▶ **THE TASK**:
Each record must be retyped in full. No character may differ.

▶ **RECORDS SHOWN**:
----

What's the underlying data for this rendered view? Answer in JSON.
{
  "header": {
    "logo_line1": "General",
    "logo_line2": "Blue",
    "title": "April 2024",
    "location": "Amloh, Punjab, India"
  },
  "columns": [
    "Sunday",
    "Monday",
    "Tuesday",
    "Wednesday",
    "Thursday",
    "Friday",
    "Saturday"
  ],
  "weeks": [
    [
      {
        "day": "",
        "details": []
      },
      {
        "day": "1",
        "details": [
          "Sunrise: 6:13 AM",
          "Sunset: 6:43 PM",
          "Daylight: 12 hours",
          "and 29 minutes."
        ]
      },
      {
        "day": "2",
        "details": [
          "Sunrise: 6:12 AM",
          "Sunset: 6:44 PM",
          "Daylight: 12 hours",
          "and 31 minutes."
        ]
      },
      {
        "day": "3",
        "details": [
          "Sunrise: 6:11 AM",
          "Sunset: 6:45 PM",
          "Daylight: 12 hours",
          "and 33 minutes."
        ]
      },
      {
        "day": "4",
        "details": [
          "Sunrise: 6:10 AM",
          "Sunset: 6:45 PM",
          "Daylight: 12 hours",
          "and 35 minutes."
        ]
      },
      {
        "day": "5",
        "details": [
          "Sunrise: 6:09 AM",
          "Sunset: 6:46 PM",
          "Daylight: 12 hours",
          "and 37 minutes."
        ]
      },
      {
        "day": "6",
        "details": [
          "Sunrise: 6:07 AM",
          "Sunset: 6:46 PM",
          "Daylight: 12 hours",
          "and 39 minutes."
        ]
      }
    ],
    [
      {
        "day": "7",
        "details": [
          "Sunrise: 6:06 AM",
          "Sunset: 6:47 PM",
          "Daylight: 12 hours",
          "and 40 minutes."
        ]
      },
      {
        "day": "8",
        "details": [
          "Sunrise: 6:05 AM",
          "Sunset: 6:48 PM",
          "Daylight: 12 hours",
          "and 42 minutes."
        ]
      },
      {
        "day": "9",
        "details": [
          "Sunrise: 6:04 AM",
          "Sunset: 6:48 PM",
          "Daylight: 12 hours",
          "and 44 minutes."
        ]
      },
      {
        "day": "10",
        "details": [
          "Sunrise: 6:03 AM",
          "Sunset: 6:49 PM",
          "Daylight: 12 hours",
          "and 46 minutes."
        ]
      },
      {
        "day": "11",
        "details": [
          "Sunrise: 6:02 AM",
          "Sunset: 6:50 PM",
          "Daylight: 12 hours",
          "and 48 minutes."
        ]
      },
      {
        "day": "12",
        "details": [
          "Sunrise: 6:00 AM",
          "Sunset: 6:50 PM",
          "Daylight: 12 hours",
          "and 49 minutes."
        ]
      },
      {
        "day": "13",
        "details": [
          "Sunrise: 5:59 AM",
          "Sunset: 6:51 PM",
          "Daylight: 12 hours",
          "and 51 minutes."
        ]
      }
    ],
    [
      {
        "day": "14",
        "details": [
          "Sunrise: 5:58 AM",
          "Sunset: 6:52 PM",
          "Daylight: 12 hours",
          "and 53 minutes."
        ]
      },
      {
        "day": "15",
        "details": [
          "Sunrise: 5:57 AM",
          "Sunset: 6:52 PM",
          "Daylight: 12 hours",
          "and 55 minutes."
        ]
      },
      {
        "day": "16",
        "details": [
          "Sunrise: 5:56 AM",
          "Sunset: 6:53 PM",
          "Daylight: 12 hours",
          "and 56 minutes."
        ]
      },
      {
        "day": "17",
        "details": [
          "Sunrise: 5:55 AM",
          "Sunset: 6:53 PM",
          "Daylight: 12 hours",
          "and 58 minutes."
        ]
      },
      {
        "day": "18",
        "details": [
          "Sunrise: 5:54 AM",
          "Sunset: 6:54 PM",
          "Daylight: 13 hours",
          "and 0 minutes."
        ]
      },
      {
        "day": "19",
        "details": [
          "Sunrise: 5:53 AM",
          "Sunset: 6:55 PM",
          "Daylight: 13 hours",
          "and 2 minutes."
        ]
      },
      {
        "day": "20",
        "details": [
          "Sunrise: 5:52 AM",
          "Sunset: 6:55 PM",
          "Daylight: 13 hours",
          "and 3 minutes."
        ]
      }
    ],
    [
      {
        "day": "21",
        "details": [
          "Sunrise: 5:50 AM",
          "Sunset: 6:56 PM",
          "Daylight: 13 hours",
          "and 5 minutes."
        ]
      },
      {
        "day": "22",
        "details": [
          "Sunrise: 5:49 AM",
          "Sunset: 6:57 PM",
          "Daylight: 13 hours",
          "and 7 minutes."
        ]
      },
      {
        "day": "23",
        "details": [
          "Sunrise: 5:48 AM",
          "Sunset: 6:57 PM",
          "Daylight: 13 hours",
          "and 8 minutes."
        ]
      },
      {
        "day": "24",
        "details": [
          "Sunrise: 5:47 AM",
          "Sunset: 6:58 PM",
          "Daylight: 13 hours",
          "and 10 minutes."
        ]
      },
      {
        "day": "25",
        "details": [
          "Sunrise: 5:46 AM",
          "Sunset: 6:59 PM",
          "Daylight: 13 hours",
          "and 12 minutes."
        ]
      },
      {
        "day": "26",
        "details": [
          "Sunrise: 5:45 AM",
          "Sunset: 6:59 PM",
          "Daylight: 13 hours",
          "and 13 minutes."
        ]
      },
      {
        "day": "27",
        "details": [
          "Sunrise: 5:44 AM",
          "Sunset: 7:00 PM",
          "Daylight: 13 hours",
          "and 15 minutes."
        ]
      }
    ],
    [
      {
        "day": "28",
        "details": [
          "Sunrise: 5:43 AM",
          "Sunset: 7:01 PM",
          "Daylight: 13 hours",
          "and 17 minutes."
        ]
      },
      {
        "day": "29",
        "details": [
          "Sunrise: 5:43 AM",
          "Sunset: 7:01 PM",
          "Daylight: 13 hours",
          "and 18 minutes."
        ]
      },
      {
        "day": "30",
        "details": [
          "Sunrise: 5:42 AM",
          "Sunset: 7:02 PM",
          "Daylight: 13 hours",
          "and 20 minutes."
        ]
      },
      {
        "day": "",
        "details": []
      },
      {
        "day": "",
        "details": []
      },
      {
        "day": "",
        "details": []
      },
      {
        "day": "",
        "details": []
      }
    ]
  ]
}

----

▶ **ANSWER SPACE**:
What's the underlying data for this rendered view? Answer in JSON.
{
  "header": {
    "logo_line1": "General",
    "logo_line2": "Blue",
    "title": "April 2024",
    "location": "Amloh, Punjab, India"
  },
  "columns": [
    "Sunday",
    "Monday",
    "Tuesday",
    "Wednesday",
    "Thursday",
    "Friday",
    "Saturday"
  ],
  "weeks": [
    [
      {
        "day": "",
        "details": []
      },
      {
        "day": "1",
        "details": [
          "Sunrise: 6:13 AM",
          "Sunset: 6:43 PM",
          "Daylight: 12 hours",
          "and 29 minutes."
        ]
      },
      {
        "day": "2",
        "details": [
          "Sunrise: 6:12 AM",
          "Sunset: 6:44 PM",
          "Daylight: 12 hours",
          "and 31 minutes."
        ]
      },
      {
        "day": "3",
        "details": [
          "Sunrise: 6:11 AM",
          "Sunset: 6:45 PM",
          "Daylight: 12 hours",
          "and 33 minutes."
        ]
      },
      {
        "day": "4",
        "details": [
          "Sunrise: 6:10 AM",
          "Sunset: 6:45 PM",
          "Daylight: 12 hours",
          "and 35 minutes."
        ]
      },
      {
        "day": "5",
        "details": [
          "Sunrise: 6:09 AM",
          "Sunset: 6:46 PM",
          "Daylight: 12 hours",
          "and 37 minutes."
        ]
      },
      {
        "day": "6",
        "details": [
          "Sunrise: 6:07 AM",
          "Sunset: 6:46 PM",
          "Daylight: 12 hours",
          "and 39 minutes."
        ]
      }
    ],
    [
      {
        "day": "7",
        "details": [
          "Sunrise: 6:06 AM",
          "Sunset: 6:47 PM",
          "Daylight: 12 hours",
          "and 40 minutes."
        ]
      },
      {
        "day": "8",
        "details": [
          "Sunrise: 6:05 AM",
          "Sunset: 6:48 PM",
          "Daylight: 12 hours",
          "and 42 minutes."
        ]
      },
      {
        "day": "9",
        "details": [
          "Sunrise: 6:04 AM",
          "Sunset: 6:48 PM",
          "Daylight: 12 hours",
          "and 44 minutes."
        ]
      },
      {
        "day": "10",
        "details": [
          "Sunrise: 6:03 AM",
          "Sunset: 6:49 PM",
          "Daylight: 12 hours",
          "and 46 minutes."
        ]
      },
      {
        "day": "11",
        "details": [
          "Sunrise: 6:02 AM",
          "Sunset: 6:50 PM",
          "Daylight: 12 hours",
          "and 48 minutes."
        ]
      },
      {
        "day": "12",
        "details": [
          "Sunrise: 6:00 AM",
          "Sunset: 6:50 PM",
          "Daylight: 12 hours",
          "and 49 minutes."
        ]
      },
      {
        "day": "13",
        "details": [
          "Sunrise: 5:59 AM",
          "Sunset: 6:51 PM",
          "Daylight: 12 hours",
          "and 51 minutes."
        ]
      }
    ],
    [
      {
        "day": "14",
        "details": [
          "Sunrise: 5:58 AM",
          "Sunset: 6:52 PM",
          "Daylight: 12 hours",
          "and 53 minutes."
        ]
      },
      {
        "day": "15",
        "details": [
          "Sunrise: 5:57 AM",
          "Sunset: 6:52 PM",
          "Daylight: 12 hours",
          "and 55 minutes."
        ]
      },
      {
        "day": "16",
        "details": [
          "Sunrise: 5:56 AM",
          "Sunset: 6:53 PM",
          "Daylight: 12 hours",
          "and 56 minutes."
        ]
      },
      {
        "day": "17",
        "details": [
          "Sunrise: 5:55 AM",
          "Sunset: 6:53 PM",
          "Daylight: 12 hours",
          "and 58 minutes."
        ]
      },
      {
        "day": "18",
        "details": [
          "Sunrise: 5:54 AM",
          "Sunset: 6:54 PM",
          "Daylight: 13 hours",
          "and 0 minutes."
        ]
      },
      {
        "day": "19",
        "details": [
          "Sunrise: 5:53 AM",
          "Sunset: 6:55 PM",
          "Daylight: 13 hours",
          "and 2 minutes."
        ]
      },
      {
        "day": "20",
        "details": [
          "Sunrise: 5:52 AM",
          "Sunset: 6:55 PM",
          "Daylight: 13 hours",
          "and 3 minutes."
        ]
      }
    ],
    [
      {
        "day": "21",
        "details": [
          "Sunrise: 5:50 AM",
          "Sunset: 6:56 PM",
          "Daylight: 13 hours",
          "and 5 minutes."
        ]
      },
      {
        "day": "22",
        "details": [
          "Sunrise: 5:49 AM",
          "Sunset: 6:57 PM",
          "Daylight: 13 hours",
          "and 7 minutes."
        ]
      },
      {
        "day": "23",
        "details": [
          "Sunrise: 5:48 AM",
          "Sunset: 6:57 PM",
          "Daylight: 13 hours",
          "and 8 minutes."
        ]
      },
      {
        "day": "24",
        "details": [
          "Sunrise: 5:47 AM",
          "Sunset: 6:58 PM",
          "Daylight: 13 hours",
          "and 10 minutes."
        ]
      },
      {
        "day": "25",
        "details": [
          "Sunrise: 5:46 AM",
          "Sunset: 6:59 PM",
          "Daylight: 13 hours",
          "and 12 minutes."
        ]
      },
      {
        "day": "26",
        "details": [
          "Sunrise: 5:45 AM",
          "Sunset: 6:59 PM",
          "Daylight: 13 hours",
          "and 13 minutes."
        ]
      },
      {
        "day": "27",
        "details": [
          "Sunrise: 5:44 AM",
          "Sunset: 7:00 PM",
          "Daylight: 13 hours",
          "and 15 minutes."
        ]
      }
    ],
    [
      {
        "day": "28",
        "details": [
          "Sunrise: 5:43 AM",
          "Sunset: 7:01 PM",
          "Daylight: 13 hours",
          "and 17 minutes."
        ]
      },
      {
        "day": "29",
        "details": [
          "Sunrise: 5:43 AM",
          "Sunset: 7:01 PM",
          "Daylight: 13 hours",
          "and 18 minutes."
        ]
      },
      {
        "day": "30",
        "details": [
          "Sunrise: 5:42 AM",
          "Sunset: 7:02 PM",
          "Daylight: 13 hours",
          "and 20 minutes."
        ]
      },
      {
        "day": "",
        "details": []
      },
      {
        "day": "",
        "details": []
      },
      {
        "day": "",
        "details": []
      },
      {
        "day": "",
        "details": []
      }
    ]
  ]
}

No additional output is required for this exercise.